Meeting with Wolf Keller of the City of Calgary Blue Ribbon Panel

November 24, 2013 by CRC Action Group in News

CRCAG Working Group meeting With City of Calgary Blue Ribbon Panel Head Wolf Keller and Rick Valdarchi


On November 5th members of the CRCAG working group met with Wolf Keller and Rick Valdarchi to discuss the findings and direction of the City of Calgary Blue Ribbon Panel.


This is a summary of our discussion.


Mr. Keller presented the 6 major themes the Panel is exploring.


1. Climate Matters.

Climates on earth have always been in a state of flux. The changes have typically happened over decades and centuries. But changes do happen. The Panel has made the determination that future understanding of our climate and any possible changes that we might be undergoing needs to be better understood. Not only for ourselves but also for generations to come.  The Panel is recommending we study and seek to understand our climate and changes to it. Some have predicted that we can expect to see more rainfall in the springs and less in the fall. Understanding around climate can help with long and short term planning for both flooding and drought events.


2. Watershed.

The entire watershed as a whole needs to be understood and we need to establish the impact that human activities have had on it. This is particularly important when seeking to understand and prevent some of the smaller flooding events such as the flood of 2005.
3.Event Forecasting.

As many of us have learnt over the past 4 months the events that lead up to the Flood of 2013 were what really could be characterized as the perfect storm. The snow pack was large and the rain was heavy and long. The Panel recognizes the need for excellent communication between various agencies. Forecasting can lead to better warning. Snow pack studies, river modeling and weather forecasting can give better predictions of potential risk.


4. Storage.

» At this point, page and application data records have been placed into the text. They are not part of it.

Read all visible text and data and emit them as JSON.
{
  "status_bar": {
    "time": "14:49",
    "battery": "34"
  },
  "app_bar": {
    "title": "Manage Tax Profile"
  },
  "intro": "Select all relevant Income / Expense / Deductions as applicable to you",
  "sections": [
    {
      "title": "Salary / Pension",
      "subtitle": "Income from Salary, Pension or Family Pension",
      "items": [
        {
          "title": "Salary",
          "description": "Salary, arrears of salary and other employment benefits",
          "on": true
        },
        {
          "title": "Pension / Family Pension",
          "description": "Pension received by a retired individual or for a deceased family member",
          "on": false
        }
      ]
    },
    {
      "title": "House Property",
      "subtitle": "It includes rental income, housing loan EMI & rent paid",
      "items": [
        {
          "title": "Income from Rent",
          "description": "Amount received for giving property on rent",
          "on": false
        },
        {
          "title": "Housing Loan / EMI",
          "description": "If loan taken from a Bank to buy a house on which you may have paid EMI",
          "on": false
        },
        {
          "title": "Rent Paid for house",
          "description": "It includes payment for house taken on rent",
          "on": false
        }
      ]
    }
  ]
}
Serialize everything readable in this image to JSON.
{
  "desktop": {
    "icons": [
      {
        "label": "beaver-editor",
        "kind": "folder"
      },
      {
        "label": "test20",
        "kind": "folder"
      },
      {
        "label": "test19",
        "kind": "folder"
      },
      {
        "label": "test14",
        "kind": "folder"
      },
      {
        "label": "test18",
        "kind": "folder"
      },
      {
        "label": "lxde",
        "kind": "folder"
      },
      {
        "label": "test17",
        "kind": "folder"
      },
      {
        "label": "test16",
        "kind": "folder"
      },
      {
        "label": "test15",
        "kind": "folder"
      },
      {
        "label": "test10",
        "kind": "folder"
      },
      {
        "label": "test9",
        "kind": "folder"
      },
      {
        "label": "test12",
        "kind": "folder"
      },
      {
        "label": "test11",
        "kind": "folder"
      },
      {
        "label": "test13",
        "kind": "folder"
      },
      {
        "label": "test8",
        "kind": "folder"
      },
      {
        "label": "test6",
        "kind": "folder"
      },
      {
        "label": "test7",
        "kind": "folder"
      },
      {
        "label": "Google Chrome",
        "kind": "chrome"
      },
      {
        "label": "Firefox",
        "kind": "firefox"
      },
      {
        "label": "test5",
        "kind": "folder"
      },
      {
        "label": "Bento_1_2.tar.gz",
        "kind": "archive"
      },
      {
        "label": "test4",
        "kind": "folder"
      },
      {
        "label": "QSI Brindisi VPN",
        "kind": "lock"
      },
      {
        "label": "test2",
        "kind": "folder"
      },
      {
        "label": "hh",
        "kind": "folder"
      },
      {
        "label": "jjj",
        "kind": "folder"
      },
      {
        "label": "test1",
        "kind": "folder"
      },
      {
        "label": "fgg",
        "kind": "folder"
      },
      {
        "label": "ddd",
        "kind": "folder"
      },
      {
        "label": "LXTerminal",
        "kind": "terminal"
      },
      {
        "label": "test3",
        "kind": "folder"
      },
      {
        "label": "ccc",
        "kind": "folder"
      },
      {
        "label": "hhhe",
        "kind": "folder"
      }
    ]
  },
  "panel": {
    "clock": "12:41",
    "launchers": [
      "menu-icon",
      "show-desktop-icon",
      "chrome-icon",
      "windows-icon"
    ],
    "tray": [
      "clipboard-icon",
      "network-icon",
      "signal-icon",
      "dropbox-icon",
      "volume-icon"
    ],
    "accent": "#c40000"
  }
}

The Glenmore Reservoir was never intended to be used for flood protection. But it did protect the City from an event more disastrous event this June. The Reservoir was brought down as much as it could be prior to the flood and as a result the peak flows were attenuated by the Reservoir.  Mr. Keller confirmed the storage capacity of Glenmore using the last survey data available was a total of approximately 17 Million Cubic Meters (10 Million Cubic Meters of active storage and 7 Million Cubic Meters of dead Storage). Mr. Keller indicated that there was a plan to increase the height of the dam by 1.5 meters which would increase the total storage capacity of the reservoir to approximately 23 Million Cubic Meters. This was an initiative that was being explored prior to the flood of 2013. If the City did this it would increase the storage capacity. Again, this option needs to be explored further to establish if this route is a cost efficient means of getting more storage. The question was asked as to whether or not dredging of the reservoir was being considered. Mr. Keller indicated that there were a number of concerns with regards to water quality and the proximity of the Weaslehead Natural area which called into question the cost/benefit of dredging.  The ongoing integrity of the reservoir is of great concern to this group and we will continue to seek clarification around this. So while the Glenmore Reservoir has some serious limitations and is nowhere near large enough to offer protection against a 2013 type flood, it did attenuate what could have been an even more devastating hit. Mr. Keller will provide CRCAG with a copy of the reservoir survey bathymetry data which is just being finalized.


5. Diversion/Protection

One of the proposals brought forward by the Flood Advisory Panel was a subterranean By Pass.  In conjunction with upstream berming it would offer the core of the City protection by diverting flows out of the Glenmore Dam at near 58th Ave SW and, at a depth of approx 200 feet, would divert the water into the Bow River at near Deerfoot Trail. This project is within the City’s jurisdiction. Meetings with Mr. Andre Corbould verbally confirmed the Provinces financial support of the By Pass. Further designs and engineering are being undertaken. The diversion tunnel would be approximately 6 meters wide.


The City is also exploring smaller scale berming options, both permanent and temporary.


Mr. Keller clarified that Storm sewers and house sewer are generally independent systems.  It is possible that upwards of 30% of household sewage can be lost through holes in the sewer pipes.  During a flood the holes allow ground water to pressure up the sewer pipes which can cause sewage backup.
6. Infrastructure/Resiliency

The City is reviewing design standards and evaluating what changes may need to be made with regard to how we build going forward. How do we make our hospitals, schools, power stations, food supply chains etc more resilient to the risk of flooding? The City has a working group looking into the Land Use ByLaw and what changes may be advisable with regard to new buildings in the floodplain that much of the City core is on.




We asked specifically about whether or not the City was going to dredge out the Rivers in places where there are more deposits. We highlighted specifically a place in the Elbow River where deposits have prevented the flow of water into a stream that ran behind Rideau Road. This stream was what formed the Elbow Island. The Island is now more of a peninsula.  Mr. Keller indicated that while the City understands the concerns they are reliant upon the position and rulings of the federal Department of Fisheries in this regard. It has been that departments historical position that “The River is the River” and have vehemently opposed attempts to move gravel or rocks in the riverbed.